• DATA FOR THIS TASK:
◆ ◆ ◆

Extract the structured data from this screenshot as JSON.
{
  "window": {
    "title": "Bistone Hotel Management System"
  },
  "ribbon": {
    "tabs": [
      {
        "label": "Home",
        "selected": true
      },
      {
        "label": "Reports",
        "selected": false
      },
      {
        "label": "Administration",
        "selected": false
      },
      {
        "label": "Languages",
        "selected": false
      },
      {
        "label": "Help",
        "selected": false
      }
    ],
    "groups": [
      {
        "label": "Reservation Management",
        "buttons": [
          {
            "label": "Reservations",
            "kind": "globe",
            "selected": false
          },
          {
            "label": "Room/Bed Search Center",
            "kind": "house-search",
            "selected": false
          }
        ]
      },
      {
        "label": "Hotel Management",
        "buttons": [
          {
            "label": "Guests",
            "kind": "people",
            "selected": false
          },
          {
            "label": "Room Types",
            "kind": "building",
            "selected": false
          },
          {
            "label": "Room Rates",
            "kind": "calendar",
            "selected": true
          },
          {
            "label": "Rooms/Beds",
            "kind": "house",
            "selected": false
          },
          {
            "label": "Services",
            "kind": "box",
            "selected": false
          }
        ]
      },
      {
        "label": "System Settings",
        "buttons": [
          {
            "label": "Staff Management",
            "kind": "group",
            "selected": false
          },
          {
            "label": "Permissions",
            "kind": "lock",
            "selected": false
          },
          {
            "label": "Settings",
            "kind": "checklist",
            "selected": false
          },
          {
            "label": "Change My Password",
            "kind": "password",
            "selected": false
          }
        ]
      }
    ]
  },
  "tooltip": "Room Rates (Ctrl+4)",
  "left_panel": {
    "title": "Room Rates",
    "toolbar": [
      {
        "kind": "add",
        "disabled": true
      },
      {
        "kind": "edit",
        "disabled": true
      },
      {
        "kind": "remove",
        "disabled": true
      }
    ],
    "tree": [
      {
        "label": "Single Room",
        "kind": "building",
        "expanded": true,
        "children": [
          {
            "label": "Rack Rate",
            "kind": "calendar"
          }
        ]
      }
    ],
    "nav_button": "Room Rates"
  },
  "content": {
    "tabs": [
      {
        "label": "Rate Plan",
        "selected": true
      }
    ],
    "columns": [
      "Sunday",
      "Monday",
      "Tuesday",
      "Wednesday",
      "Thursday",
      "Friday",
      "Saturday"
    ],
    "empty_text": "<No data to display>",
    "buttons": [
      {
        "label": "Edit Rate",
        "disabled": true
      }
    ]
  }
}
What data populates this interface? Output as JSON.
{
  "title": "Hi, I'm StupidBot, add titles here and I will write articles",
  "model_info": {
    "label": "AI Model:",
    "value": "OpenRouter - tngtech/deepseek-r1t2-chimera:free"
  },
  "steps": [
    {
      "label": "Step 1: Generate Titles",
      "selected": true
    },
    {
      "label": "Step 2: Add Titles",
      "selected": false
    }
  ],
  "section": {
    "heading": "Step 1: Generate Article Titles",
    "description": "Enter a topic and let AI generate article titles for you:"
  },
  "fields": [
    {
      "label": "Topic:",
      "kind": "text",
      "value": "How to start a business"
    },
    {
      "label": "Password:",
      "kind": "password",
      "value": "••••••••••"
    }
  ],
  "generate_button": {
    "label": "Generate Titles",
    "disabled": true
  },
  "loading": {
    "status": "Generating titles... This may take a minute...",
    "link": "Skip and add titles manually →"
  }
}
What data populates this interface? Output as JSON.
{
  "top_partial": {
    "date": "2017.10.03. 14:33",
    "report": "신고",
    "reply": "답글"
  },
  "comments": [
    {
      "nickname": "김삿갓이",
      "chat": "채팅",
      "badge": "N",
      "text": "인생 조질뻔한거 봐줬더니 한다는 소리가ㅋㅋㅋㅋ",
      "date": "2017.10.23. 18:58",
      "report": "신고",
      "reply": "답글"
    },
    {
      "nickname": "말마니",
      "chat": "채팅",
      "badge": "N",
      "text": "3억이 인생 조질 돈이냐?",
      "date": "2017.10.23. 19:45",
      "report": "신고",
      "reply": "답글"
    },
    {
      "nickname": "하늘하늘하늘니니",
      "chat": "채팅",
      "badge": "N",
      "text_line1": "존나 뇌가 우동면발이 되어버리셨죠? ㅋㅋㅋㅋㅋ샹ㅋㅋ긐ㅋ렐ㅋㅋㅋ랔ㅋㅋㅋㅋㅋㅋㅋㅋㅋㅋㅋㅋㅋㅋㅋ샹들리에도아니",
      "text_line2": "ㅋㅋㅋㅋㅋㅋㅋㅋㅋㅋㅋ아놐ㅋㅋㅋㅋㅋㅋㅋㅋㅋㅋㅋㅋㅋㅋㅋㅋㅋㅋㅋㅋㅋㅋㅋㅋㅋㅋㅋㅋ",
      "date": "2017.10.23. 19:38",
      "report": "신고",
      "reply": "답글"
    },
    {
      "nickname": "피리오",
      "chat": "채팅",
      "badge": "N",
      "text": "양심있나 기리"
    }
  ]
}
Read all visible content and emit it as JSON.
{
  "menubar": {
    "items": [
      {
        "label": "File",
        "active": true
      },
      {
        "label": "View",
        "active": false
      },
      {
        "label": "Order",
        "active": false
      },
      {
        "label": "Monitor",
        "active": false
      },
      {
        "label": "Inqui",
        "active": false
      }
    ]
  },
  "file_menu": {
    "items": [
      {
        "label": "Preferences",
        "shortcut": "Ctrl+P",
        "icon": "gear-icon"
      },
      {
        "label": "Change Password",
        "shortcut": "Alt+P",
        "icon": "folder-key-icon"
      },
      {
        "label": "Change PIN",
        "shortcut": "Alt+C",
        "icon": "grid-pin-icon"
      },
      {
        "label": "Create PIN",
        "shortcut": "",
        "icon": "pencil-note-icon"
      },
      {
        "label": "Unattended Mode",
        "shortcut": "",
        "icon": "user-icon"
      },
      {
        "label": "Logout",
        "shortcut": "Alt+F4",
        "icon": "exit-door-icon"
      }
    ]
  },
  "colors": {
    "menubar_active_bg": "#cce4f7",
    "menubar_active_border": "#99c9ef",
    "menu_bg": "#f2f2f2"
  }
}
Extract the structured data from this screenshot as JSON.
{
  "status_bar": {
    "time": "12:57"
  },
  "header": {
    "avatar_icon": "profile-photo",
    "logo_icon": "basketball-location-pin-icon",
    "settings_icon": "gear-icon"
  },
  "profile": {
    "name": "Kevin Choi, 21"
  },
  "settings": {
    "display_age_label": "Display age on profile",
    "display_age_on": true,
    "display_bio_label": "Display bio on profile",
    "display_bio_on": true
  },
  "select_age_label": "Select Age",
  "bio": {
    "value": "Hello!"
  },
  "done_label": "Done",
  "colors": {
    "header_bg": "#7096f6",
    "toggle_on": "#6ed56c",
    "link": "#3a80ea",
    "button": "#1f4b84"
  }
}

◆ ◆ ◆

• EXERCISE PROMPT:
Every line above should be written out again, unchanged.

• EXERCISE SOLUTION:
Extract the structured data from this screenshot as JSON.
{
  "window": {
    "title": "Bistone Hotel Management System"
  },
  "ribbon": {
    "tabs": [
      {
        "label": "Home",
        "selected": true
      },
      {
        "label": "Reports",
        "selected": false
      },
      {
        "label": "Administration",
        "selected": false
      },
      {
        "label": "Languages",
        "selected": false
      },
      {
        "label": "Help",
        "selected": false
      }
    ],
    "groups": [
      {
        "label": "Reservation Management",
        "buttons": [
          {
            "label": "Reservations",
            "kind": "globe",
            "selected": false
          },
          {
            "label": "Room/Bed Search Center",
            "kind": "house-search",
            "selected": false
          }
        ]
      },
      {
        "label": "Hotel Management",
        "buttons": [
          {
            "label": "Guests",
            "kind": "people",
            "selected": false
          },
          {
            "label": "Room Types",
            "kind": "building",
            "selected": false
          },
          {
            "label": "Room Rates",
            "kind": "calendar",
            "selected": true
          },
          {
            "label": "Rooms/Beds",
            "kind": "house",
            "selected": false
          },
          {
            "label": "Services",
            "kind": "box",
            "selected": false
          }
        ]
      },
      {
        "label": "System Settings",
        "buttons": [
          {
            "label": "Staff Management",
            "kind": "group",
            "selected": false
          },
          {
            "label": "Permissions",
            "kind": "lock",
            "selected": false
          },
          {
            "label": "Settings",
            "kind": "checklist",
            "selected": false
          },
          {
            "label": "Change My Password",
            "kind": "password",
            "selected": false
          }
        ]
      }
    ]
  },
  "tooltip": "Room Rates (Ctrl+4)",
  "left_panel": {
    "title": "Room Rates",
    "toolbar": [
      {
        "kind": "add",
        "disabled": true
      },
      {
        "kind": "edit",
        "disabled": true
      },
      {
        "kind": "remove",
        "disabled": true
      }
    ],
    "tree": [
      {
        "label": "Single Room",
        "kind": "building",
        "expanded": true,
        "children": [
          {
            "label": "Rack Rate",
            "kind": "calendar"
          }
        ]
      }
    ],
    "nav_button": "Room Rates"
  },
  "content": {
    "tabs": [
      {
        "label": "Rate Plan",
        "selected": true
      }
    ],
    "columns": [
      "Sunday",
      "Monday",
      "Tuesday",
      "Wednesday",
      "Thursday",
      "Friday",
      "Saturday"
    ],
    "empty_text": "<No data to display>",
    "buttons": [
      {
        "label": "Edit Rate",
        "disabled": true
      }
    ]
  }
}
What data populates this interface? Output as JSON.
{
  "title": "Hi, I'm StupidBot, add titles here and I will write articles",
  "model_info": {
    "label": "AI Model:",
    "value": "OpenRouter - tngtech/deepseek-r1t2-chimera:free"
  },
  "steps": [
    {
      "label": "Step 1: Generate Titles",
      "selected": true
    },
    {
      "label": "Step 2: Add Titles",
      "selected": false
    }
  ],
  "section": {
    "heading": "Step 1: Generate Article Titles",
    "description": "Enter a topic and let AI generate article titles for you:"
  },
  "fields": [
    {
      "label": "Topic:",
      "kind": "text",
      "value": "How to start a business"
    },
    {
      "label": "Password:",
      "kind": "password",
      "value": "••••••••••"
    }
  ],
  "generate_button": {
    "label": "Generate Titles",
    "disabled": true
  },
  "loading": {
    "status": "Generating titles... This may take a minute...",
    "link": "Skip and add titles manually →"
  }
}
What data populates this interface? Output as JSON.
{
  "top_partial": {
    "date": "2017.10.03. 14:33",
    "report": "신고",
    "reply": "답글"
  },
  "comments": [
    {
      "nickname": "김삿갓이",
      "chat": "채팅",
      "badge": "N",
      "text": "인생 조질뻔한거 봐줬더니 한다는 소리가ㅋㅋㅋㅋ",
      "date": "2017.10.23. 18:58",
      "report": "신고",
      "reply": "답글"
    },
    {
      "nickname": "말마니",
      "chat": "채팅",
      "badge": "N",
      "text": "3억이 인생 조질 돈이냐?",
      "date": "2017.10.23. 19:45",
      "report": "신고",
      "reply": "답글"
    },
    {
      "nickname": "하늘하늘하늘니니",
      "chat": "채팅",
      "badge": "N",
      "text_line1": "존나 뇌가 우동면발이 되어버리셨죠? ㅋㅋㅋㅋㅋ샹ㅋㅋ긐ㅋ렐ㅋㅋㅋ랔ㅋㅋㅋㅋㅋㅋㅋㅋㅋㅋㅋㅋㅋㅋㅋ샹들리에도아니",
      "text_line2": "ㅋㅋㅋㅋㅋㅋㅋㅋㅋㅋㅋ아놐ㅋㅋㅋㅋㅋㅋㅋㅋㅋㅋㅋㅋㅋㅋㅋㅋㅋㅋㅋㅋㅋㅋㅋㅋㅋㅋㅋㅋ",
      "date": "2017.10.23. 19:38",
      "report": "신고",
      "reply": "답글"
    },
    {
      "nickname": "피리오",
      "chat": "채팅",
      "badge": "N",
      "text": "양심있나 기리"
    }
  ]
}
Read all visible content and emit it as JSON.
{
  "menubar": {
    "items": [
      {
        "label": "File",
        "active": true
      },
      {
        "label": "View",
        "active": false
      },
      {
        "label": "Order",
        "active": false
      },
      {
        "label": "Monitor",
        "active": false
      },
      {
        "label": "Inqui",
        "active": false
      }
    ]
  },
  "file_menu": {
    "items": [
      {
        "label": "Preferences",
        "shortcut": "Ctrl+P",
        "icon": "gear-icon"
      },
      {
        "label": "Change Password",
        "shortcut": "Alt+P",
        "icon": "folder-key-icon"
      },
      {
        "label": "Change PIN",
        "shortcut": "Alt+C",
        "icon": "grid-pin-icon"
      },
      {
        "label": "Create PIN",
        "shortcut": "",
        "icon": "pencil-note-icon"
      },
      {
        "label": "Unattended Mode",
        "shortcut": "",
        "icon": "user-icon"
      },
      {
        "label": "Logout",
        "shortcut": "Alt+F4",
        "icon": "exit-door-icon"
      }
    ]
  },
  "colors": {
    "menubar_active_bg": "#cce4f7",
    "menubar_active_border": "#99c9ef",
    "menu_bg": "#f2f2f2"
  }
}
Extract the structured data from this screenshot as JSON.
{
  "status_bar": {
    "time": "12:57"
  },
  "header": {
    "avatar_icon": "profile-photo",
    "logo_icon": "basketball-location-pin-icon",
    "settings_icon": "gear-icon"
  },
  "profile": {
    "name": "Kevin Choi, 21"
  },
  "settings": {
    "display_age_label": "Display age on profile",
    "display_age_on": true,
    "display_bio_label": "Display bio on profile",
    "display_bio_on": true
  },
  "select_age_label": "Select Age",
  "bio": {
    "value": "Hello!"
  },
  "done_label": "Done",
  "colors": {
    "header_bg": "#7096f6",
    "toggle_on": "#6ed56c",
    "link": "#3a80ea",
    "button": "#1f4b84"
  }
}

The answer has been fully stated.